An unprecedented wealth of data is being generated by large genome/metagenome/epigenetic
projects and other efforts to determine the structure and function of molecular biological systems. This
technical elective will focus on a selection of algorithms and data structures aimed at
the analysis of biomolecular data. In other words, CS 144 is a Data Science class oriented at the analysis of biomolecular data.
Introduces fundamental algorithms and data structures for solving analytical problems in molecular biology and genomics. Includes exact and approximate string matching; sequence alignment; genome assembly; and gene and regulatory motifs recognition.
Note: Credit is awarded for one of the following CS 144, CS 234, or CS 238.
Stefano: Thursday 11-12noon via Zoom ID 918 6420 0042, same password as the lecture
Saleh: Wednesday 11-12noon via Zoom ID 952 6605 3109, same password as the lecture
We will use a Discord server for discussion and questions about CS 144 (and beyond -- religion and politics excluded). The forum will be moderated by the instructor and the TA who will respond to questions, but students are encouraged to help each other via discussion. However, assignment specifics should not be discussed. You will receive an invite to the Discord server via email. If you have joined this class later, please check Canvas.

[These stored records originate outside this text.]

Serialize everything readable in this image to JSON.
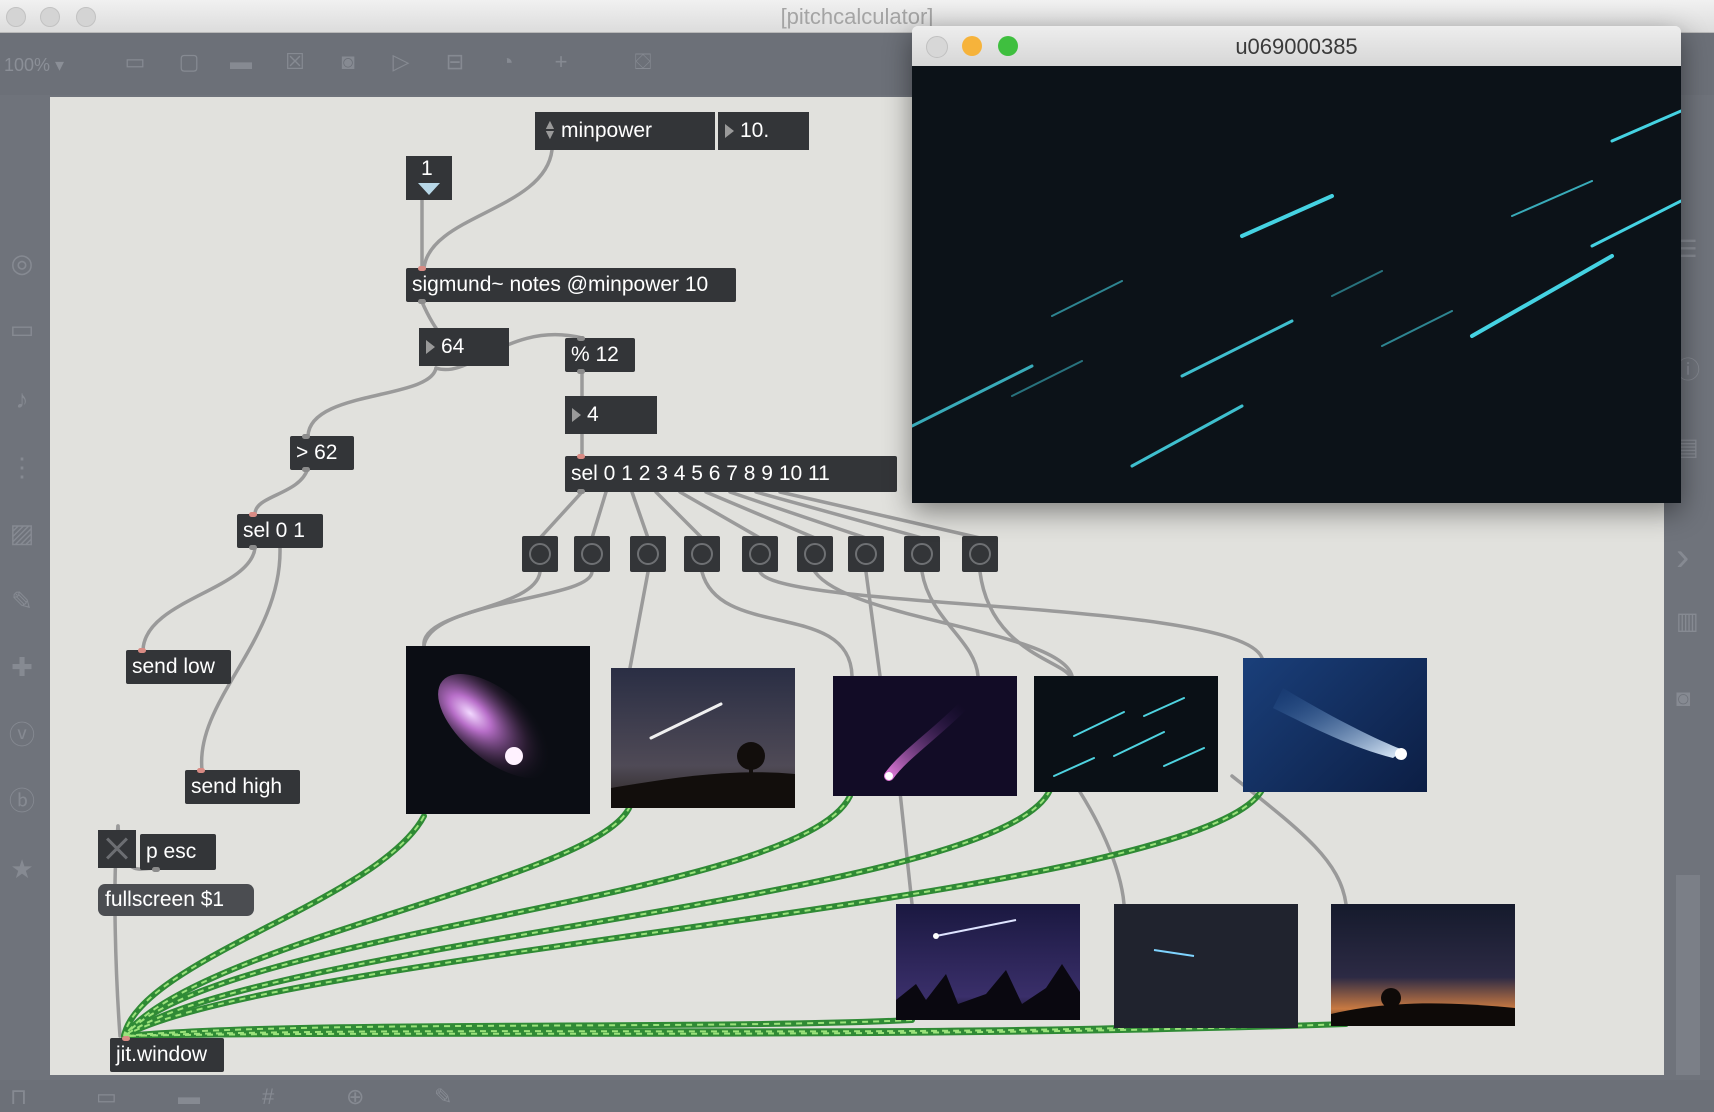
{
  "window": {
    "title": "[pitchcalculator]"
  },
  "toolbar": {
    "zoom": "100% ▾"
  },
  "patch": {
    "minpower_label": "minpower",
    "minpower_value": "10.",
    "int_message": "1",
    "sigmund": "sigmund~ notes @minpower 10",
    "pitch_value": "64",
    "mod_object": "% 12",
    "pitchclass_value": "4",
    "gt_object": "> 62",
    "sel_pitch": "sel 0 1 2 3 4 5 6 7 8 9 10 11",
    "sel_range": "sel 0 1",
    "send_low": "send low",
    "send_high": "send high",
    "p_esc": "p esc",
    "fullscreen": "fullscreen $1",
    "jit_window": "jit.window"
  },
  "subwindow": {
    "title": "u069000385"
  },
  "colors": {
    "canvas": "#e1e1dd",
    "object": "#333538",
    "patch_cord": "#9a9a9a",
    "matrix_cord": "#3fae49",
    "close_button": "#d7d7d7",
    "minimize_button": "#f6b33b",
    "zoom_button": "#3fbf3f"
  },
  "icons": {
    "toolbar": [
      "new-object-icon",
      "message-icon",
      "comment-icon",
      "toggle-icon",
      "bang-icon",
      "button-icon",
      "slider-icon",
      "dial-icon",
      "plus-icon",
      "paint-bucket-icon"
    ],
    "left_sidebar": [
      "audio-icon",
      "camera-icon",
      "music-note-icon",
      "sequence-icon",
      "image-icon",
      "paperclip-icon",
      "puzzle-icon",
      "vizzie-icon",
      "beap-icon",
      "star-icon"
    ],
    "right_sidebar": [
      "inspector-icon",
      "info-icon",
      "clue-icon",
      "chevron-right-icon",
      "book-icon",
      "snapshot-icon",
      "level-meter-icon"
    ],
    "bottom_bar": [
      "lock-icon",
      "presentation-icon",
      "layout-icon",
      "grid-icon",
      "new-object-plus-icon",
      "wrench-icon"
    ]
  }
}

Please be respectful.
Intro to molecular and computational biology, including biotech tools (slides)
Space-efficient data structures for sequences
Short read mapping (suffix tries/trees, suffix arrays, B-W transform)

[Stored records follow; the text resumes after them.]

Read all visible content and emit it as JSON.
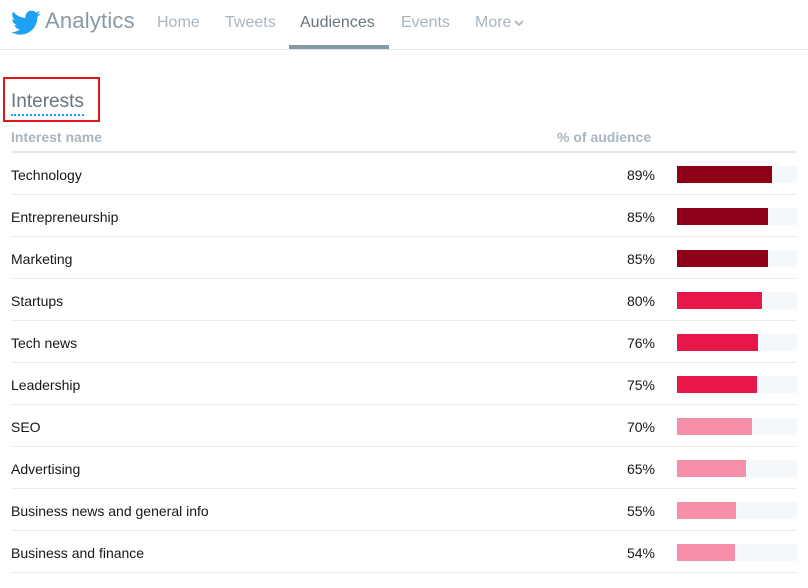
{
  "nav": {
    "brand": "Analytics",
    "links": [
      "Home",
      "Tweets",
      "Audiences",
      "Events",
      "More"
    ],
    "active": "Audiences"
  },
  "section": {
    "title": "Interests",
    "col_name": "Interest name",
    "col_pct": "% of audience"
  },
  "colors": {
    "dark": "#8f0018",
    "mid": "#e8174a",
    "light": "#f68fa8",
    "track": "#f5f8fa"
  },
  "interests": [
    {
      "name": "Technology",
      "pct_label": "89%",
      "value": 0.89,
      "tier": "dark"
    },
    {
      "name": "Entrepreneurship",
      "pct_label": "85%",
      "value": 0.85,
      "tier": "dark"
    },
    {
      "name": "Marketing",
      "pct_label": "85%",
      "value": 0.85,
      "tier": "dark"
    },
    {
      "name": "Startups",
      "pct_label": "80%",
      "value": 0.8,
      "tier": "mid"
    },
    {
      "name": "Tech news",
      "pct_label": "76%",
      "value": 0.76,
      "tier": "mid"
    },
    {
      "name": "Leadership",
      "pct_label": "75%",
      "value": 0.75,
      "tier": "mid"
    },
    {
      "name": "SEO",
      "pct_label": "70%",
      "value": 0.7,
      "tier": "light"
    },
    {
      "name": "Advertising",
      "pct_label": "65%",
      "value": 0.65,
      "tier": "light"
    },
    {
      "name": "Business news and general info",
      "pct_label": "55%",
      "value": 0.55,
      "tier": "light"
    },
    {
      "name": "Business and finance",
      "pct_label": "54%",
      "value": 0.54,
      "tier": "light"
    }
  ]
}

Sequence alignment (global and local), linear space, multiple
Genome assembly, overlap graphs, de Bruijn graphs
Hidden Markov models, Profile HMM, Viterbi and Baum-Welch learning
Motif finding and Gibbs sampling
Construction of evolutionary trees (phylogeny)
Seven/eight individual homework to be developed on JupyterLab (50% of the grade)
One programming project (details TBA) (50% of the grade)
We will not tolerate any kind of cheating in this course. Homework and final project are to be completed on your own. The only external sources allowed are those mentioned above or by the instructor throughout the course. If you have a doubt or question, please just ASK. As per standard UCR policy, you may not submit answers (written or programming) to problem sets that contain material you did not produce yourself for the express purpose of this offering of this course. If I find that you have submitted work that is not your own or is work you submitted in a different course, I will assign you a zero on that assignment (and possibly a zero on the entire course, depending on the severity), and I will forward the case to Student Conduct and Academic Integrity Programs for campus-level consideration.
Each student is granted five "late days" which can be used (in integer units) on any of the homework. If a more dire situation arises, please contact the instructor.
Homework (in the form of Python notebooks) will be released on Sundays on Canvas (go to Assignments), and they will be due the following Sunday at 11:59pm. Download these Python notebooks on your computer, then upload them into JupyterLab. Homework will have to be completed using CS department’s Juypter Hub server at https://locus.cs.ucr.edu/. Submit your Python notebook on Canvas by the due date. Solutions will be posted on Canvas.